──────── RECORDS TO USE

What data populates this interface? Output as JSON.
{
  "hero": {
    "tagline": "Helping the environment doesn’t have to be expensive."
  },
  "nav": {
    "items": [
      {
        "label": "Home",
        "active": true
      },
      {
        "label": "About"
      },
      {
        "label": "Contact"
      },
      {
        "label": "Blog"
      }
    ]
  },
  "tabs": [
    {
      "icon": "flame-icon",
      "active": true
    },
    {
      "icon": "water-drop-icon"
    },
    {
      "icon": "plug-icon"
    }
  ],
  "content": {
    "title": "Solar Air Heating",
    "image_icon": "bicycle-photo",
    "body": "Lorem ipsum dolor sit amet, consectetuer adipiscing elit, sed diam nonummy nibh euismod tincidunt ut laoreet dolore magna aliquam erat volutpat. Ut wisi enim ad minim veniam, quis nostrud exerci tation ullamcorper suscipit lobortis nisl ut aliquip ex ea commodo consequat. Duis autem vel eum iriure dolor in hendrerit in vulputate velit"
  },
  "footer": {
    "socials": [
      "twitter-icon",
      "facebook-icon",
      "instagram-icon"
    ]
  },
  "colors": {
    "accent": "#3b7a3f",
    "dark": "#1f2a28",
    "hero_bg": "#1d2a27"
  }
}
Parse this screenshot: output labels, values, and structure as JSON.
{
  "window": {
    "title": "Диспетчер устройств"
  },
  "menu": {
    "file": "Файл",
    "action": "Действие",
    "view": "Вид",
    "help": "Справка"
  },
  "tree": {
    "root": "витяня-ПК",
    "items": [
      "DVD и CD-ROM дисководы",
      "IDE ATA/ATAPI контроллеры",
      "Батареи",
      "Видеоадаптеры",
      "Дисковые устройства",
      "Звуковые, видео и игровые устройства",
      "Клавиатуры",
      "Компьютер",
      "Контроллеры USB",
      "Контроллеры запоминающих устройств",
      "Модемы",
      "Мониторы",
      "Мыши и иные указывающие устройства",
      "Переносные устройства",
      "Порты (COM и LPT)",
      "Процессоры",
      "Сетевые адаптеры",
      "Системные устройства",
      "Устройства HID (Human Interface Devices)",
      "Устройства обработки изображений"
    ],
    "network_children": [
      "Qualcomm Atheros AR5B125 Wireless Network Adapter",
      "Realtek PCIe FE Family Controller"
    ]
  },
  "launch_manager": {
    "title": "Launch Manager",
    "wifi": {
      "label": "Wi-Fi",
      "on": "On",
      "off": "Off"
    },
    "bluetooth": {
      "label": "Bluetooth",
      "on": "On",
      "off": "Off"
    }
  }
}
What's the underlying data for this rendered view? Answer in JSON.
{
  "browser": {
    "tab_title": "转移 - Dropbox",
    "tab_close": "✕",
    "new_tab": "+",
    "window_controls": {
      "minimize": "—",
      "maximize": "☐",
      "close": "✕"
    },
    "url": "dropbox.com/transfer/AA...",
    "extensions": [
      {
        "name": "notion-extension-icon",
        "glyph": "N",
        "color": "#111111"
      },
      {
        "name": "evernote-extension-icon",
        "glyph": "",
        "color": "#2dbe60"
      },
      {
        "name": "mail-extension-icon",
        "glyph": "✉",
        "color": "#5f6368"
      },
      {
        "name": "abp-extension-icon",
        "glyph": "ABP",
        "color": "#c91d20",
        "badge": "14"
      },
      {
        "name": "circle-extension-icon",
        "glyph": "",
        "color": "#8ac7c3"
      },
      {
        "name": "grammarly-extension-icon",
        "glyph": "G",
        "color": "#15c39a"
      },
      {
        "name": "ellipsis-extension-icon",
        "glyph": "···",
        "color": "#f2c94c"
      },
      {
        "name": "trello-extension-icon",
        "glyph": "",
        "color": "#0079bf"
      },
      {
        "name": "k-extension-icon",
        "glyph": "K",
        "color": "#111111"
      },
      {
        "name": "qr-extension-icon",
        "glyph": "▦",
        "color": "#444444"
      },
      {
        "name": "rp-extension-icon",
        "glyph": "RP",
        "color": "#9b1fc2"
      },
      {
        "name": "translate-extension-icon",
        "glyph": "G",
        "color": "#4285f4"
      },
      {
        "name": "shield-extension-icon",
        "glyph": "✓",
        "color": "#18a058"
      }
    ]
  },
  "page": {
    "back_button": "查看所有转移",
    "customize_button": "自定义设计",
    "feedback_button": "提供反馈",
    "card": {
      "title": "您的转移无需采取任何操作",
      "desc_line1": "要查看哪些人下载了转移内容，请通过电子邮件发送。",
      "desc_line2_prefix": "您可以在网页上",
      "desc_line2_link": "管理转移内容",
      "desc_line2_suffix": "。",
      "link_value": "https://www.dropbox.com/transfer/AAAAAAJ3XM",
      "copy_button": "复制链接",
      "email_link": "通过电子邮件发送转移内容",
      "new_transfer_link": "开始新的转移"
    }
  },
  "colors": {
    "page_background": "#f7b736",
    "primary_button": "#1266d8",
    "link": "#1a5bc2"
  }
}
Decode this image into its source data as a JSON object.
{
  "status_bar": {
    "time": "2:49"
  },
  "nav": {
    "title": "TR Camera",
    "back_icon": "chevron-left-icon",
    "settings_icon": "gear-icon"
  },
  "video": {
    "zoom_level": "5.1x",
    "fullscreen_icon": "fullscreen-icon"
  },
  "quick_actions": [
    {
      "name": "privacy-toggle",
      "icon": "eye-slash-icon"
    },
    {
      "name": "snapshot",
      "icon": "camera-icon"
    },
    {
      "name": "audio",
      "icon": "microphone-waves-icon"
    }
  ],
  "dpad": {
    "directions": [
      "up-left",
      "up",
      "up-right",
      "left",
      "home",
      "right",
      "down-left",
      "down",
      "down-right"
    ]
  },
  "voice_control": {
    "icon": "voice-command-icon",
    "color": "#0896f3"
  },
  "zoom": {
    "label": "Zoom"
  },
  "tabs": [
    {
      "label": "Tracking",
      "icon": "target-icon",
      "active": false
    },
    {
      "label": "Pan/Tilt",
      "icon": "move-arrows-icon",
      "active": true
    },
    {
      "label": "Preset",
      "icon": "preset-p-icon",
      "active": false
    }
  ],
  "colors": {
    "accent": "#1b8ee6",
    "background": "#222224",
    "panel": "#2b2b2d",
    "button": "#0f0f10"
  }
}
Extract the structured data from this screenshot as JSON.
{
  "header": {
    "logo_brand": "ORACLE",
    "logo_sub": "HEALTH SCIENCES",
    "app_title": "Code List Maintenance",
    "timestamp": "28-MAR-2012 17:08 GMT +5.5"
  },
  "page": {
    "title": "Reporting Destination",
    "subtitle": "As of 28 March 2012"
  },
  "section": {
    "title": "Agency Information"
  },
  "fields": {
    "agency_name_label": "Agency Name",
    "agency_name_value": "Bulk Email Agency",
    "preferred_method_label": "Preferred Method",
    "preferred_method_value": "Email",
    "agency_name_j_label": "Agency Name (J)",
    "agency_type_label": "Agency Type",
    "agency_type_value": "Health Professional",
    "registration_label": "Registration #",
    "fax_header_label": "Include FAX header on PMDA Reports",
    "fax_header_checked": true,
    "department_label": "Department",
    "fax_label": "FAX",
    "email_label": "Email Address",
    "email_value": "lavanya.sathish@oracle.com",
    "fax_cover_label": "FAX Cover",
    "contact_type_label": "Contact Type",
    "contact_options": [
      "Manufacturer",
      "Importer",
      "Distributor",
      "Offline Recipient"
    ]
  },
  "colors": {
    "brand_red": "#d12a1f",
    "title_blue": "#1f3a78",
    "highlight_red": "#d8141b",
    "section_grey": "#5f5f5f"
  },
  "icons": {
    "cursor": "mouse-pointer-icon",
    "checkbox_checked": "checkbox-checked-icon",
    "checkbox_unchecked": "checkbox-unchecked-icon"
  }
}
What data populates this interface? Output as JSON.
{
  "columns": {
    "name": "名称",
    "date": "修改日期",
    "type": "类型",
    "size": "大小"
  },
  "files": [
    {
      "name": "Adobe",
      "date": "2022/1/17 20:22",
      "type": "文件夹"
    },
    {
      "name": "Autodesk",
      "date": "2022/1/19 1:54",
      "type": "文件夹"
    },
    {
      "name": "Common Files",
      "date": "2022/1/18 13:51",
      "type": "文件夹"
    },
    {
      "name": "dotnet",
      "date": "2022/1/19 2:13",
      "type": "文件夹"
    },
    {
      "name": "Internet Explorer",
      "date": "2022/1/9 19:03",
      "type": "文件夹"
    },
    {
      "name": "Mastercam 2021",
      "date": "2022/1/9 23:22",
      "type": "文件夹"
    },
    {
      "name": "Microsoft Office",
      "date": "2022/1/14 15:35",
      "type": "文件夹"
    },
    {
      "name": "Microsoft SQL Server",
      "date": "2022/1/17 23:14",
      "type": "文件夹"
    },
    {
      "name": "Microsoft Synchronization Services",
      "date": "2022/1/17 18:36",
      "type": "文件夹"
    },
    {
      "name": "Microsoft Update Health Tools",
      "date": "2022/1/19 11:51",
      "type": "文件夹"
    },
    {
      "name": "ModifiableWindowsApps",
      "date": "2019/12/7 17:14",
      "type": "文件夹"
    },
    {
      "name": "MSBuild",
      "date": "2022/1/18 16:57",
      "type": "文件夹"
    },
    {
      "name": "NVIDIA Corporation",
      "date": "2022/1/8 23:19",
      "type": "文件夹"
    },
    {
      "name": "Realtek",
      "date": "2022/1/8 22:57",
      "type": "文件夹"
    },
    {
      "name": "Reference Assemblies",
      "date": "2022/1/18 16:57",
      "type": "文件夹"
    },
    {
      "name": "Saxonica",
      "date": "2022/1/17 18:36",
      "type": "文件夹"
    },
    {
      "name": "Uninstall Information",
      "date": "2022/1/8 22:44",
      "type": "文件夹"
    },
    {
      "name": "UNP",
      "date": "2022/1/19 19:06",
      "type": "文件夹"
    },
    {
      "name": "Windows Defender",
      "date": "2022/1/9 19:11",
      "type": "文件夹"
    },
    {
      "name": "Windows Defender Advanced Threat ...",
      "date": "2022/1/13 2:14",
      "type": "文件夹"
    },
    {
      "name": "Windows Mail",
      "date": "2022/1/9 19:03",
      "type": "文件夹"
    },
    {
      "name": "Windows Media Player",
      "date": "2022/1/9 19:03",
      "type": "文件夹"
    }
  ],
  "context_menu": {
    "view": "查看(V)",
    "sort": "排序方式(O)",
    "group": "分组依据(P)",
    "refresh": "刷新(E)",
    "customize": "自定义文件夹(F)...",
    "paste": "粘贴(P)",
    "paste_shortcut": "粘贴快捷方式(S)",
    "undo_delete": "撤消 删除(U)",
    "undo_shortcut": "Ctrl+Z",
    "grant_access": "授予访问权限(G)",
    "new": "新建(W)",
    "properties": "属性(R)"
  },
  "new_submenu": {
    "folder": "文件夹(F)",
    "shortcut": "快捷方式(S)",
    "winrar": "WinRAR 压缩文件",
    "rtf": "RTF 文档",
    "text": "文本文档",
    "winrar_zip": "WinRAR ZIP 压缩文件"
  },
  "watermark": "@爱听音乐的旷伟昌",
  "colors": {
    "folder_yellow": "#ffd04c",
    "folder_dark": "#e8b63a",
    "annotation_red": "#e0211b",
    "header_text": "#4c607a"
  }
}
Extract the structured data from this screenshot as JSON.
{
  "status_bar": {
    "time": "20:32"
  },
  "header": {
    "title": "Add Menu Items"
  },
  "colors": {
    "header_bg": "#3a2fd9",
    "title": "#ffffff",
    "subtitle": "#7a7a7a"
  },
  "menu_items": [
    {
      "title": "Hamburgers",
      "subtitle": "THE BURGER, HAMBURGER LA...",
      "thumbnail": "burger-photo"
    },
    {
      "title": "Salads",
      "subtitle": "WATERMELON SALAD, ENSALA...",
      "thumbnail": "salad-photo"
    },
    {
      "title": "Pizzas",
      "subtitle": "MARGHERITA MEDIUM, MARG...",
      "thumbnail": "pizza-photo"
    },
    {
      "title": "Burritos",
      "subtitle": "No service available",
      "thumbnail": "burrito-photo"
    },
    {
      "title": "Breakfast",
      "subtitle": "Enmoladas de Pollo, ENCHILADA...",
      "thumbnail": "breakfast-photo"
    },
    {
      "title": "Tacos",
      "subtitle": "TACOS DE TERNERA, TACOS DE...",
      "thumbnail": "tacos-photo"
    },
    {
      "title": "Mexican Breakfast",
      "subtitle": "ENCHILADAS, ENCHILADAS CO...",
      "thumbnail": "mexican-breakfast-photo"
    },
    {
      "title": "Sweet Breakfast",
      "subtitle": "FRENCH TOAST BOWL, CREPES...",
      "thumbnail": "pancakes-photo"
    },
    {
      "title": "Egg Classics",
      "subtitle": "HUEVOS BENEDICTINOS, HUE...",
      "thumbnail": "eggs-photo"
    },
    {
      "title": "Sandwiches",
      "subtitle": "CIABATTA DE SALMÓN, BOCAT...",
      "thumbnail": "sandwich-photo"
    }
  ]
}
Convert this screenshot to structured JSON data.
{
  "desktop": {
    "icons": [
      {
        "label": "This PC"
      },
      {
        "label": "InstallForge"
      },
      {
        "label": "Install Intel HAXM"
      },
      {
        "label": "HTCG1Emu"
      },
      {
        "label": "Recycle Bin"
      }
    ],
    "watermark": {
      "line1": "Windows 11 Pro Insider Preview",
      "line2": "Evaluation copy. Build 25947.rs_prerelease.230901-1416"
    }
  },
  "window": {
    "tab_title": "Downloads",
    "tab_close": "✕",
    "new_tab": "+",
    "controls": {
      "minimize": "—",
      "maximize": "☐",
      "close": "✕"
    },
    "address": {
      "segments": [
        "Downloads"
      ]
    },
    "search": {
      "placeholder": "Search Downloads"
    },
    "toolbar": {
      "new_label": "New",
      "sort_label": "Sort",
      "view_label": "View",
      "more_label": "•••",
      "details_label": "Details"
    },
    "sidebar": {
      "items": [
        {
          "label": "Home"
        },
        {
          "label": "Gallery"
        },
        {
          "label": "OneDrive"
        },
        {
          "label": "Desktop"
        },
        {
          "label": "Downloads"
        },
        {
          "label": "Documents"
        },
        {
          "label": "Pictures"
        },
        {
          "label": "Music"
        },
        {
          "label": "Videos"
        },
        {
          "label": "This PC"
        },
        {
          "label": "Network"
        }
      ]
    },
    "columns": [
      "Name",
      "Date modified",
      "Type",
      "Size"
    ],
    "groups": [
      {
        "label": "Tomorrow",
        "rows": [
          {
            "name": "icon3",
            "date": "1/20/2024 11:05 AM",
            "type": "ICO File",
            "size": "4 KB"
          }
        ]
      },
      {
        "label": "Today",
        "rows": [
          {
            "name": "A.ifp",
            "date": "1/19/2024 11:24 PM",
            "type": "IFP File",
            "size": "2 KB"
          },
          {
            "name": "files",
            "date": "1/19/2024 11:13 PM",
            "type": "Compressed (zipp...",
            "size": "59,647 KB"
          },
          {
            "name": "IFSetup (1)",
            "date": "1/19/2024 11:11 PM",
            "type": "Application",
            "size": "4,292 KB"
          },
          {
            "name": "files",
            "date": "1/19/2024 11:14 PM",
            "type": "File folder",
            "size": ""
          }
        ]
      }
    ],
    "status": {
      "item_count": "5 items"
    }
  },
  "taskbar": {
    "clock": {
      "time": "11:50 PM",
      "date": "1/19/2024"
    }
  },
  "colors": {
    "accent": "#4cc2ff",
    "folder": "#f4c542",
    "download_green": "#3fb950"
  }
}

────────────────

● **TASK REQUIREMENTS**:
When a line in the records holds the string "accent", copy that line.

● **ANSWER BELOW**:
    "accent": "#3b7a3f",
    "accent": "#1b8ee6",
    "accent": "#4cc2ff",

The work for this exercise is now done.